My test car was the QP GTS GranSport with shoutier exterior parts including a more aggressive front grille, piano black rear spoiler, 21-inch wheels and painted red brake calipers.
Inside, there were electric sport seats, sporty steering wheel in leather and carbon fibre, Alcantara headlining and stainless steel sports pedals. But fear not, the required classiness still remains in this cabin where soft-touch leather abounds and garishness is blessedly absent.
You feel very special sitting in the 12-way adjustable electric driver's chair: there's just something about that evocative Maserati badge on the steering wheel. It's a huge cabin space up front, bettered only perhaps by the acres of room found in the rear chairs should you prefer the chauffeur to do the high-speed steering.
But really, controlling the GTS' twin-turbo isn't to be missed. I ignore the fact the doors don't soft-close as I'd expect of this flagship sedan, and squeeze the start button. Eh? Not much at all. Yes there's a burbling V8 somewhere, but so well insulated is this thing it barely makes a murmur.
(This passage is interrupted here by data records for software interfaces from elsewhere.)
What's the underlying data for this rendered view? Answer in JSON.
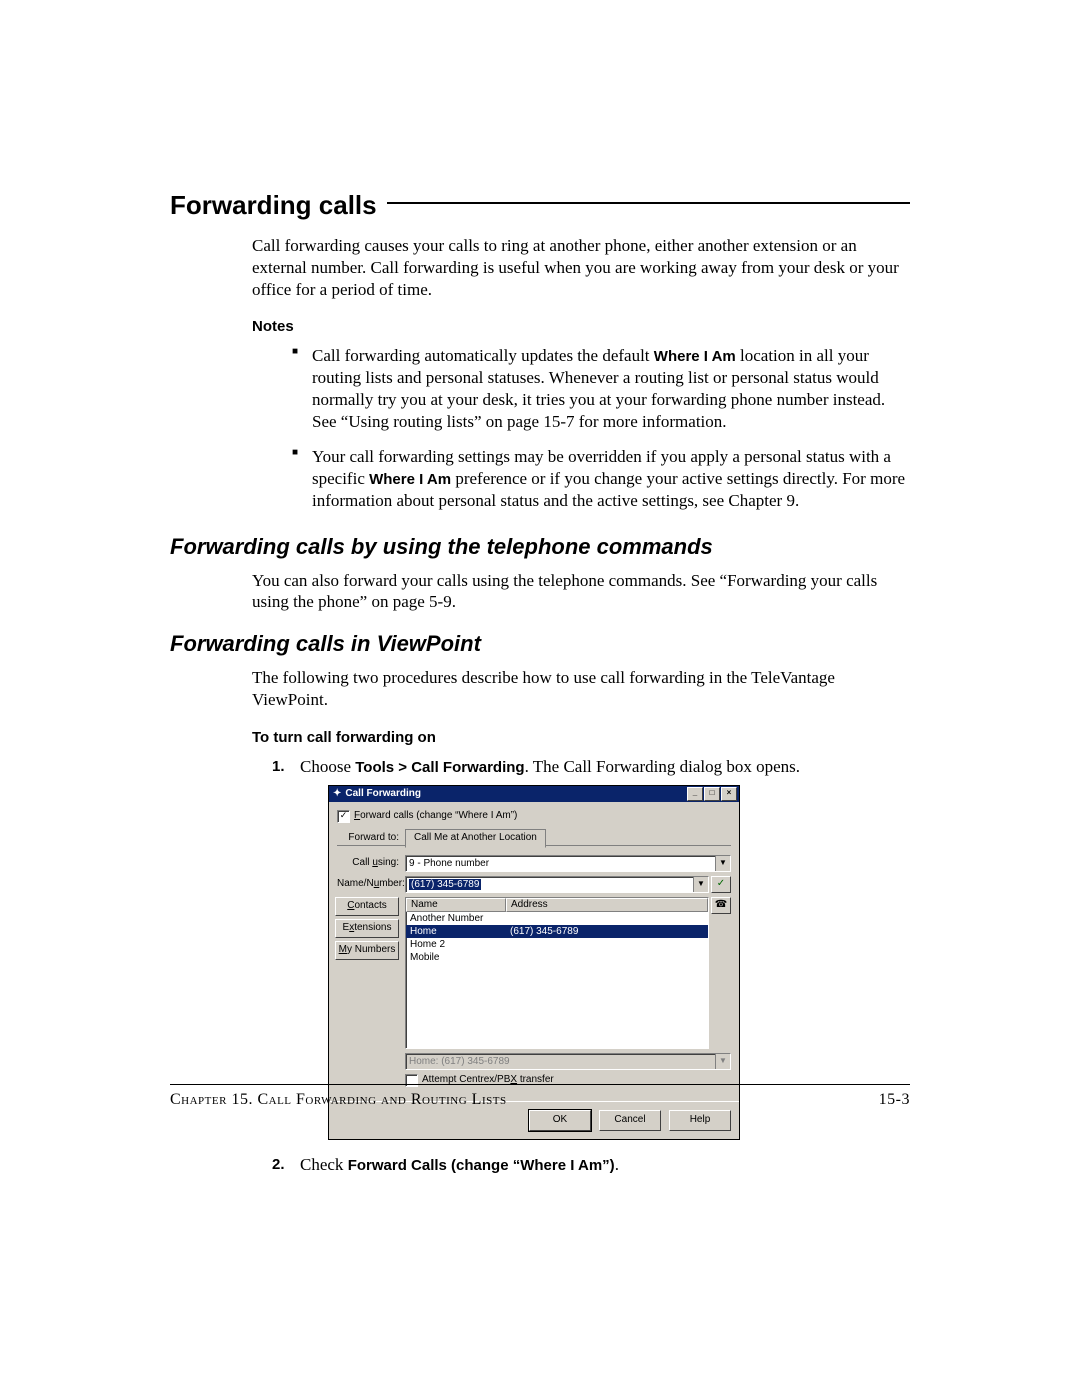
{
  "heading": "Forwarding calls",
  "intro": "Call forwarding causes your calls to ring at another phone, either another extension or an external number. Call forwarding is useful when you are working away from your desk or your office for a period of time.",
  "notes_label": "Notes",
  "notes": {
    "n1_a": "Call forwarding automatically updates the default ",
    "n1_b": "Where I Am",
    "n1_c": " location in all your routing lists and personal statuses. Whenever a routing list or personal status would normally try you at your desk, it tries you at your forwarding phone number instead. See “Using routing lists” on page 15-7 for more information.",
    "n2_a": "Your call forwarding settings may be overridden if you apply a personal status with a specific ",
    "n2_b": "Where I Am",
    "n2_c": " preference or if you change your active settings directly. For more information about personal status and the active settings, see Chapter 9."
  },
  "sub1": "Forwarding calls by using the telephone commands",
  "sub1_body": "You can also forward your calls using the telephone commands. See “Forwarding your calls using the phone” on page 5-9.",
  "sub2": "Forwarding calls in ViewPoint",
  "sub2_body": "The following two procedures describe how to use call forwarding in the TeleVantage ViewPoint.",
  "proc_label": "To turn call forwarding on",
  "step1_a": "Choose ",
  "step1_b": "Tools > Call Forwarding",
  "step1_c": ". The Call Forwarding dialog box opens.",
  "step2_a": "Check ",
  "step2_b": "Forward Calls (change “Where I Am”)",
  "step2_c": ".",
  "dialog": {
    "title": "Call Forwarding",
    "forward_calls_label": "Forward calls (change “Where I Am”)",
    "forward_to_label": "Forward to:",
    "tab_label": "Call Me at Another Location",
    "call_using_label": "Call using:",
    "call_using_value": "9 - Phone number",
    "name_number_label": "Name/Number:",
    "name_number_value": "(617) 345-6789",
    "btn_contacts": "Contacts",
    "btn_extensions": "Extensions",
    "btn_my_numbers": "My Numbers",
    "col_name": "Name",
    "col_address": "Address",
    "rows": [
      {
        "name": "Another Number",
        "address": ""
      },
      {
        "name": "Home",
        "address": "(617) 345-6789"
      },
      {
        "name": "Home 2",
        "address": ""
      },
      {
        "name": "Mobile",
        "address": ""
      }
    ],
    "selected_row": 1,
    "readonly_value": "Home:  (617) 345-6789",
    "centrex_label": "Attempt Centrex/PBX transfer",
    "btn_ok": "OK",
    "btn_cancel": "Cancel",
    "btn_help": "Help"
  },
  "footer_left": "Chapter 15. Call Forwarding and Routing Lists",
  "footer_right": "15-3"
}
This being the GranSport I'd expect a bit more aural excitement in the cabin - let's hear those oversized cylinders - and wonder why Maserati doesn't fit an "active exhaust" button the likes Jaguar and AMG do so well. Putting the QP in Sport mode ups the noise a tad, but not as much as I'd demand. But then again, maybe I'm not your typical Maserati QP buyer.
So, much like in The Intouchables, the most joy comes from windows down to get a proper listen to that Ferrari-developed V8. And yes, just like the movie, I revved the 3.8-litre as eagerly as a child blows a new toy trumpet, ensuring the world could hear. Simple, albeit expensive, pleasures.
Over some rather shoddily surfaced roads around Bathurst the GTS did show its class: leave it in Comfort mode and it wafts along effortlessly swallowing up those lumps and bumps. As the bulk of any journeys will be such, Maserati has nailed this core aspect.
Sport mode stiffens the suspension and quickens throttle response and gear changes, and combined with the 390kW on tap it makes for a riveting thing to throw around, the 1900kg sedan hiding its weight and considerable size surprisingly well.
Push it too hard in the turns and there's inevitable understeer, but even with driver aids on, it's refreshing to see how Maserati keeps the rear end playful, it not afraid to waggle its bum a tad out of corners when you stand on the throttle.
Look, it's not a sharp tool per se - steering feedback feels inconsistent at speed with some unwelcome shudders - but when you're done with grand touring, it's satisfying to know this boosted GTS is a very willing playmate should you want to blow off the cobwebs.
Windows down, you barely need half throttle to surge towards the horizon as the stonking V8 gets drinking (18L/100km we averaged) and gives almighty urge through the rear wheels.
Expensive, gorgeous, luxury packed and just a tiny bit flawed: The Quattroporte GTS is exactly as a Maserati should be.
Model: 2017 Maserati Quattroporte GTS GranSport.
Details: Four-door rear-wheel drive sports luxury large sedan.
Engines: 3.8-litre twin-turbo V8 with 390kW @ 680rpm and 650Nm @ 2000rpm.
Transmission: Eight-speed automatic.
Consumption: 10.7 litres/100km.
Performance 0-100kmh: 4.7 seconds.
Bottom line: From $345,990 before on-road costs.